I don't quite remember how I'd come to put this BBC series on queue on Netflix. The 5-star ratings from almost reviewer must have been it. So when discs 1, 2, and 3 came I wasn't in the same mood I was in when I'd put them on hold. I often get in the mood for a certain topic or genre and go nuts with finding books and videos. Sometimes they don't last and I end up removing the items on hold. Remember Sister Wendy's series? After that one I'd rarely ever come across a series on art or artists that had my attention for long. It's in the writing, stupid. Great writing trumps and triumphs, didn't you know? I'd never heard of Simon Schama and I didn't care much for his series this weekend - the same when I'm toying with a work of art of its own - that phone by the fruit company.
All that changed. I've spent the early part of Saturday evening hungry for exhibitions in New York; I'd last been to the Met...can't even remember. Schama's episode on Rembrandt has stirred in me an urge to go out and do something, make something, capture something. All that? Was it that good?
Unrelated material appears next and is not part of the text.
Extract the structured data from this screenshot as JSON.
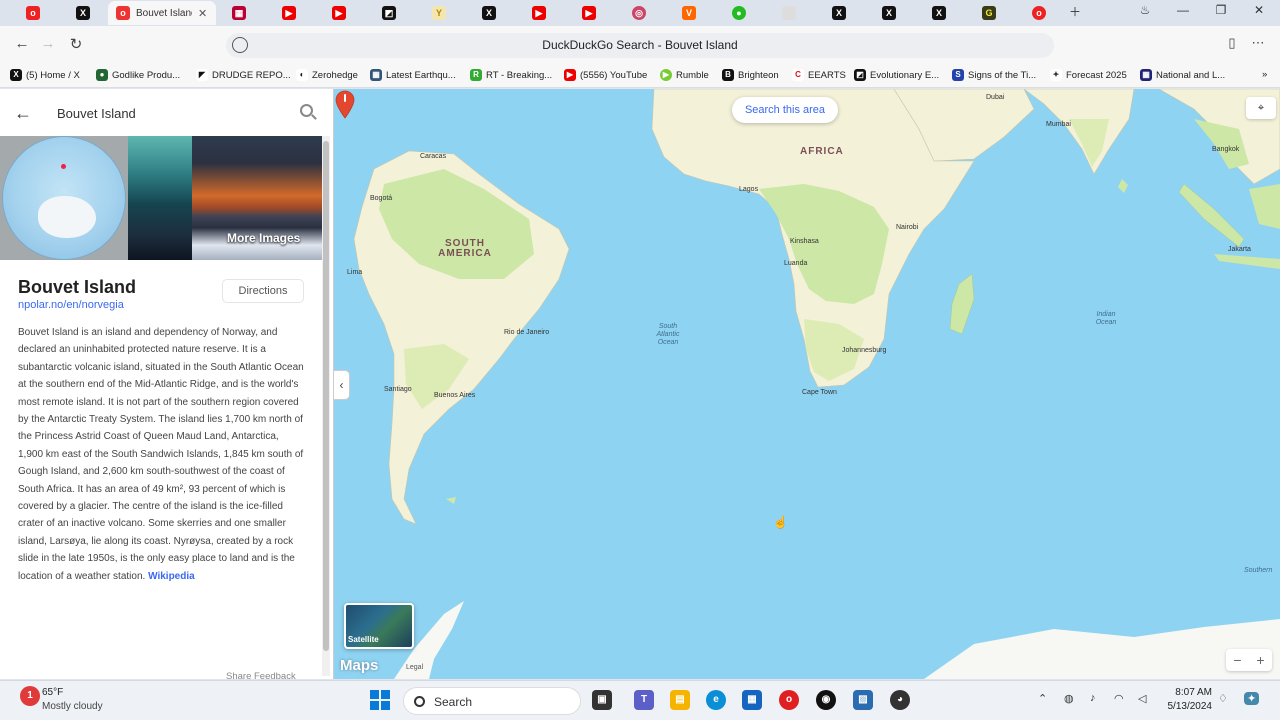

I knew very little about Rembrandt Harmenszoon van Rijn. Liked his work although haven't seen much. Perhaps liked him more because some of my favorite Cinematographers [Sven Nykvist (called Rembrandt of film), Conrad Hall (also called the same), Vittorio Storaro,(hello, The Conformist!) and the Prince of Darkness himself, Gordon Willis just to name a few] love his work and worked all their lives trying to capture what he was able to with the interplay of light and shadow. After all, light and shadow in the hands of masters makes pictures...great pictures, great art rather than good art, even stories! He, Rembrandt, knew shadow was not simply where light didn't reach, it was what was not ready to come to light. All you need to do is watch the great - great - Visions of Light and see how influential Rembrandt has been to Cinematography - and will be.
Perhaps via all those Cinematographers and Photographers, or their stories and lessons have, in turn, influenced me. Stories with shadows have always fascinated me. I have a tendency to make my images darker. Too much light, I guess I believed subconsciously, meant I knew it all too much too soon.
What this documentary did for me is that it made me look at the same paintings of the master in a new light (mm hmm). I had to be a certain age, or maturity I guess, to 'read' the same images I'd seen before. Reading images takes one to grow up and growing out of seeing things 'normally'. Lines and shape give form and everyone can create them but not all are able to capture what those same lines are meant to.
No, that's not it. The reason I saw what I saw was because I listened to these paintings this time. The same portraits now spoke; the slight gesture of the left hand, the twinkle in the eye, the face trying but failing to hide the person behind the portrait. It was almost as if Schama's voice was my own, my inner thoughts- the teacher and the voice of reason, as the world of Rembrandt was opening up to me. The impact was powerful.
I haven't been able to find any clip of the Rembrandt episode but to get an idea of how Schama's presentation grabs you and sucks you in, here's a section of the episode about Caravaggio, another artist influencing many Cinematographers. I've become a big fan of Schama and this post is dedicated to him. I haven't been feeling inspired to take photographs for the past few weeks and this has me inspired and pumped! Am going to read his Rough Crossings.
Here it is, clip from Power of Art's Caravaggio.